References

1. Becker SW. Concurrent melanosis and hypertrichosis in distribution of nevus unius lateris. Arch Derm Syphilol. 1949;60:155–60. [PubMed]
2. Copeman PW, Jones EW. Pigmented hairy epidermal nevus (Becker) Arch Dermatol. 1965;92:249–51. [PubMed]
3. Happle R, Koopman RJ. Becker nevus syndrome. Am J Med Genet. 1997;68:357–61. [PubMed]
4. Patrizi A, Medri M, Raone B, Bianchi F, Aprile S, Neri I. Clinical characteristics of Becker's nevus in children:Report of 118 cases from Italy. Pediatr Dermatol. 2012;29:571–4. [PubMed]
5. Person JR, Longcope C. Becker's nevus:An androgen-mediated hyperplasia with increased androgen receptors. J Am Acad Dermatol. 1984;10:235–8. [PubMed]
6. Lapidoth M, Adatto M, Cohen S, Ben-Amitai D, Halachmi S. Hypertrichosis in Becker's nevus:Effective low-fluence laser hair removal. Lasers Med Sci. 2014;29:191–3. [PubMed]
7. Ho Quoc C, Fakiha M, Meruta A, Dlimi C, Piat JM, Delay E. Breast lipofilling:A new treatment of Becker nevus syndrome. Ann Chir Plast Esthet. 2015;60:336–9. [PubMed]
8. Raulin C, Schönermark MP, Greve B, Werner S. Q-switched ruby laser treatment of tattoos and benign pigmented skin lesions:A critical review. Ann Plast Surg. 1998;41:555–65. [PubMed]
9. Trelles MA, Allones I, Moreno-Arias GA, Vélez M. Becker's naevus:A comparative study between erbium:YAG and Q-switched neodymium:YAG;clinical and histopathological findings. Br J Dermatol. 2005;152:308–13. [PubMed]
10. Meesters AA, Wind BS, Kroon MW, Wolkerstorfer A, Van Der Veen JP, Nieuweboer-Krobotová L, et al. Ablative fractional laser therapy as treatment for Becker nevus:A randomized controlled pilot study. J Am Acad Dermatol. 2011;65:1173–9. [PubMed]
11. Chawvavanich P, Rojanamatin J. Treatment of becker's nevus. Comparison between intense pulsed light and frequency-double Q switch Nd:YAG laser. Thai J Dermatol. 2008;24:177–84.
12. Nelson JS, Applebaum J. Treatment of superficial cutaneous pigmented lesions by melanin-specific selective photothermolysis using the Q-switched ruby laser. Ann Plast Surg. 1992;29:231–7. [PubMed]
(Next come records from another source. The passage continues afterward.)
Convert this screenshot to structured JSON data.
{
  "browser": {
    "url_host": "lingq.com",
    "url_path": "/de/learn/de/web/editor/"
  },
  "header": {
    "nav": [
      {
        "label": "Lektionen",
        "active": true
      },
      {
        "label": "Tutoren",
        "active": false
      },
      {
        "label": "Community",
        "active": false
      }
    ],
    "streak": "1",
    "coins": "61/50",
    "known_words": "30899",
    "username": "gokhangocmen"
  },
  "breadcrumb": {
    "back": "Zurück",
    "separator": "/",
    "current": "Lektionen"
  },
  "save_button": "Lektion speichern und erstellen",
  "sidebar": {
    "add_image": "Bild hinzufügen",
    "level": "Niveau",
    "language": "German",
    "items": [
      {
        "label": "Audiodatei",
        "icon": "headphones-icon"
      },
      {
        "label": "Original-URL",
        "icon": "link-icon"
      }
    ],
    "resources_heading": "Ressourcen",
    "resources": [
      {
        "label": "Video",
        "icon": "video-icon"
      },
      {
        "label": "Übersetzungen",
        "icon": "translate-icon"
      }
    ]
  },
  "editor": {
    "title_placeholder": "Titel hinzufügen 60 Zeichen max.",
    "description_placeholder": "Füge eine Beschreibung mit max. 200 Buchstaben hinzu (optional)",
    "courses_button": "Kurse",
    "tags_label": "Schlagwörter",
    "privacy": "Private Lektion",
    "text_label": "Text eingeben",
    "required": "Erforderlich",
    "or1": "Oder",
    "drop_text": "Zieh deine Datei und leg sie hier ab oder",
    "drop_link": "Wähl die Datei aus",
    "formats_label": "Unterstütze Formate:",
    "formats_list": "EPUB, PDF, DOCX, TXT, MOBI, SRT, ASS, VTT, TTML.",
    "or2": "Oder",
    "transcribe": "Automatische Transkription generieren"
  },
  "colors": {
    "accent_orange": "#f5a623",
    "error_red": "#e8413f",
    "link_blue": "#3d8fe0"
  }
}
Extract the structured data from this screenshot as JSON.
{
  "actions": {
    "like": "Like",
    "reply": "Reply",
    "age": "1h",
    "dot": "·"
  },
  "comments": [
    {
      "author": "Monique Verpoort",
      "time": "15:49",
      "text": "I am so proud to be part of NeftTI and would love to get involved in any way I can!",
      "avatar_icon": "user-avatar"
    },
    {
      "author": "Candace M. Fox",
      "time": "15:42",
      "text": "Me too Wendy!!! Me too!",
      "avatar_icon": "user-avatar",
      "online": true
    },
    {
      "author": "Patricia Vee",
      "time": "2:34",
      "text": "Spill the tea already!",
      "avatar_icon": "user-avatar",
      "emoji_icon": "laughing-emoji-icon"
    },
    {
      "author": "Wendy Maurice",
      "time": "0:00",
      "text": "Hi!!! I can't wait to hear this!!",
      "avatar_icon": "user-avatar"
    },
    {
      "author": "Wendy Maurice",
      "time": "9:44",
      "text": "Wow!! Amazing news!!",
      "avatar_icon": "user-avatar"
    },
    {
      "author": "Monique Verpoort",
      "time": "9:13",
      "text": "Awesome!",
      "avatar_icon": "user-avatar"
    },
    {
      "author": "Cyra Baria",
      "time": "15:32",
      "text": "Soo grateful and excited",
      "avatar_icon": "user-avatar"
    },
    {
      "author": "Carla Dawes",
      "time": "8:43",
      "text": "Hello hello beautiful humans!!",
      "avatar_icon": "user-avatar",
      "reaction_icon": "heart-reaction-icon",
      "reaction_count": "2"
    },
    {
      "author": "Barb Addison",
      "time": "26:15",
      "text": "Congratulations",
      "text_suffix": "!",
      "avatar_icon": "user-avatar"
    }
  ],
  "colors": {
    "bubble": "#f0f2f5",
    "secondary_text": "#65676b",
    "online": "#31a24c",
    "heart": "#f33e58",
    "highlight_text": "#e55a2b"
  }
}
13. Chan JC, Shek SY, Kono T, Yeung CK, Chan HH. A retrospective analysis on the management of pigmented lesions using a picosecond 755-nm alexandrite laser in Asians. Lasers Surg Med. 2016;48:23–9. [PubMed]
14. Michel S, Hohenleutner U, Bäumler W, Landthaler M. Q-switched ruby laser in dermatologic therapy. Use and indications. Hautarzt. 1997;48:462–70. [PubMed]
15. Kilmer SL, Wheeland RG, Goldberg DJ, Anderson RR. Treatment of epidermal pigmented lesions with the frequency-doubled Q-switched Nd:YAG laser.A controlled, single-impact, dose-response, multicenter trial. Arch Dermatol. 1994;130:1515–9. [PubMed]
16. Suh DH, Han KH, Chung JH. The use of Q-switched Nd:YAG laser in the treatment of superficial pigmented lesions in Koreans. J Dermatolog Treat. 2001;12:91–6. [PubMed]
17. Tse Y, Levine VJ, McClain SA, Ashinoff R. The removal of cutaneous pigmented lesions with the Q-switched ruby laser and the Q-switched neodymium:Yttrium-aluminum-garnet laser. A comparative study. J Dermatol Surg Oncol. 1994;20:795–800. [PubMed]
18. Glaich AS, Goldberg LH, Dai T, Kunishige JH, Friedman PM. Fractional resurfacing:A new therapeutic modality for Becker's nevus. Arch Dermatol. 2007;143:1488–90. [PubMed]

Articles from International Journal of Health Sciences are provided here courtesy of Qassim University